Next up in our Michigan Wolverines basketball player profile series is Mike Smith, a graduate transfer that will play out his final season of eligibility in Ann Arbor. He will be relied upon to provide experience and playmaking ability to the point guard position in the second season of the Juwan Howard era.
Here is a snapshot of his career so far and what he projects to bring this season.
The Story So Far
Smith, a 5-foot-11 guard who was a star at Fenwick HS in the Chicago Catholic League, began his college career in the Ivy League at Columbia. He started all 27 games as a freshman and averaged 13.6 points per game and led the team in assists at 3.5 per game. He took an even larger step in his second year in 2017-18 and led his team in scoring at 17.6 points per game and averaged 4.6 assists per game.
The junior season at Columbia was where things did not go as planned, as it was a short, eight-game campaign for Smith after tearing his meniscus in December. His scoring was slightly down (15.8 points per game), but the assist numbers ticked up to an even five per contest. Due to an injury, Smith was able to get a medical redshirt and stated before his senior year that he would enter his name into the transfer portal for a graduate fifth season. Ivy League players are only allowed four years of eligibility, so this gave him a chance to showcase what he could do as an audition for his final collegiate season.
Despite some questioning if Smith would be focused and engaged during his final year at Columbia, he posted his best season yet. Smith led the Ivy League in scoring at 22.8 points per game and started all 30 contests during the 2019-20 campaign before the season was cut short due to the coronavirus pandemic.
Smith committed to Michigan and Howard in the spring and left the Ivy League as a two-time All-Conference Second Team selection and left Columbia as the fourth-leading scorer in program history.
How He Fits in 2020-21
Michigan needed help at point guard in the worst way this offseason after Zavier Simpson graduated and David DeJulius entered the transfer portal. That left Michigan with only Eli Brooks and an incoming true freshman in Zeb Jackson as players that can bring the ball up the floor. Howard targeted Smith and made it clear he was going to have an opportunity to play a critical role at Michigan and so far, the feedback suggests he will do just that.
The primarily ballcarrier on offense is going to be between Smith and Brooks, but it remains to be seen who starts or what their roles are.

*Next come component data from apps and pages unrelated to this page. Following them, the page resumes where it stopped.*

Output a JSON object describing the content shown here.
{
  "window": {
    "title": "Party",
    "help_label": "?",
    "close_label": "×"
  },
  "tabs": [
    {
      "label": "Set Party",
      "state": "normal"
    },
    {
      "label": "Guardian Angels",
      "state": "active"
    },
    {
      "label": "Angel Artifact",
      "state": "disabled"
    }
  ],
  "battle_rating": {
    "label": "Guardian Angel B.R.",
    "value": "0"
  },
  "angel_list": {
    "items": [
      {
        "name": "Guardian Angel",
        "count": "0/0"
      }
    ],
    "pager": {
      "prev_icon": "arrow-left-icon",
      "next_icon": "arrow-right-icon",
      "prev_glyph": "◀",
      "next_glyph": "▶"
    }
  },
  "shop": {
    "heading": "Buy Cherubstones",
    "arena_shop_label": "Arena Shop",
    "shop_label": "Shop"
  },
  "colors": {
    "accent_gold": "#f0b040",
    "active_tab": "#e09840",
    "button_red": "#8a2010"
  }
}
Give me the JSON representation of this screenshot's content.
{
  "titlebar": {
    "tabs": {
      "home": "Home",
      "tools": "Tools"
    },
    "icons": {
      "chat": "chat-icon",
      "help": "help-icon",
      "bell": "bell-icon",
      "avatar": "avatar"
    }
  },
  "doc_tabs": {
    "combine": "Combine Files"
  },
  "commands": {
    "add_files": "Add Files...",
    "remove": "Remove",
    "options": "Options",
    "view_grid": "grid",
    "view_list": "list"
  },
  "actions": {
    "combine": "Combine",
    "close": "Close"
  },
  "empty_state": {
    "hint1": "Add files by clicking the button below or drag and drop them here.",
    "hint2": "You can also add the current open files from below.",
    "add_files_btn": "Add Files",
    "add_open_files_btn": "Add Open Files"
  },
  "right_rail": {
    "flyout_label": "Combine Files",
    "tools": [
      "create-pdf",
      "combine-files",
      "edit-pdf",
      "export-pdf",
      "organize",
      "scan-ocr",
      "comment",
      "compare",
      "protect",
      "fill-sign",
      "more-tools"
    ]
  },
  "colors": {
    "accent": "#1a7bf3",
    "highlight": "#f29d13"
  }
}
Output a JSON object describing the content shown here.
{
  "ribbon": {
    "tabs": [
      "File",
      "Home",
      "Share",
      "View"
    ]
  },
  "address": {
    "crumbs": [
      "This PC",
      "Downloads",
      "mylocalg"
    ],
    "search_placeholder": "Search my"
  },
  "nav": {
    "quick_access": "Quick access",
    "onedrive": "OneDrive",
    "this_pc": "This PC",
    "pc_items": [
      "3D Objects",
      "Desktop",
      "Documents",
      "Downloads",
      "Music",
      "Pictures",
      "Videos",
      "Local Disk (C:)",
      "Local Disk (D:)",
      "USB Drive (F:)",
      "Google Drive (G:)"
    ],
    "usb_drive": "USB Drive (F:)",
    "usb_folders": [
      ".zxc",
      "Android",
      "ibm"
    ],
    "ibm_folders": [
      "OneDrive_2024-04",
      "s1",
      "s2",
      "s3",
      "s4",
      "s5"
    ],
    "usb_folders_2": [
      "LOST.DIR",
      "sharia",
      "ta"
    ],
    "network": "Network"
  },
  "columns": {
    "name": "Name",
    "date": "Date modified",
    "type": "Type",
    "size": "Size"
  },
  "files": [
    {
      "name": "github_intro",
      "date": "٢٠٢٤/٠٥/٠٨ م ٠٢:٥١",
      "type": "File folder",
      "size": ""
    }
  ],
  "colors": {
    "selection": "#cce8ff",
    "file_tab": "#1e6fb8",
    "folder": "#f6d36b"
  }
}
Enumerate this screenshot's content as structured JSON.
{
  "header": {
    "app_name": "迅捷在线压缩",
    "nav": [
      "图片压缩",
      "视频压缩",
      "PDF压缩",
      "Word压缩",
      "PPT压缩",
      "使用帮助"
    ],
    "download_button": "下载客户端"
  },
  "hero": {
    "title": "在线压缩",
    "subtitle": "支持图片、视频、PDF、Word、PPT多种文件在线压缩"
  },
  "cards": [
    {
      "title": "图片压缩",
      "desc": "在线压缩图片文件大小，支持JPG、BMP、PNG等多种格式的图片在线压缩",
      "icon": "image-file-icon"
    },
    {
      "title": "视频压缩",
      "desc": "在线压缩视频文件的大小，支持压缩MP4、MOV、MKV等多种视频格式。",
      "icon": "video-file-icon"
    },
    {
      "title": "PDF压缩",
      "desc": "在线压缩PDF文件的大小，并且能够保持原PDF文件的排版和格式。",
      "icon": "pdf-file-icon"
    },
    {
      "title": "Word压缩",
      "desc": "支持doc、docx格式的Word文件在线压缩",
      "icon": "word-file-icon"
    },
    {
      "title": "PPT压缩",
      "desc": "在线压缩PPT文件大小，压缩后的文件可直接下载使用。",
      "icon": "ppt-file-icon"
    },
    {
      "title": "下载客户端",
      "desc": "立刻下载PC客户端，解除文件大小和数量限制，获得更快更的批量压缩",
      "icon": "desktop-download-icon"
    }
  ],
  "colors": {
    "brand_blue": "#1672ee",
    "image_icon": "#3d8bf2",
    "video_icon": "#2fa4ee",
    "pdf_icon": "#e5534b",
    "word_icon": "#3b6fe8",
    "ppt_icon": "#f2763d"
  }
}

There are a number of different directions that they can go given the positional versatility of the rest of the roster, but Smith is undoubtedly important.
The Big Ten is a much different and more physical league than the Ivy is and Smith is not the lone playmaker on the roster anymore, so the way he fits in on a deep team that has expectations to win is going to be interesting to watch. The good news is that he has an infectious personality and has already fit in well in the locker room, so chemistry should not be an issue here.
Smith’s ceiling at Michigan might depend on how he holds up defensively, but he is locked in as someone who will play a key role this season. Unless Jackson makes a huge jump as a freshman and can’t be kept off the floor — which is not completely out of the question — Howard needs Smith to come in and play well.
It will not be on Smith to come in and step into Simpson’s shoes. Nobody is going to be able to do that on their own, but he will be a big part of the puzzle there. We will see soon enough if his work with Jimmy Butler of the Miami Heat translates to the Big Ten.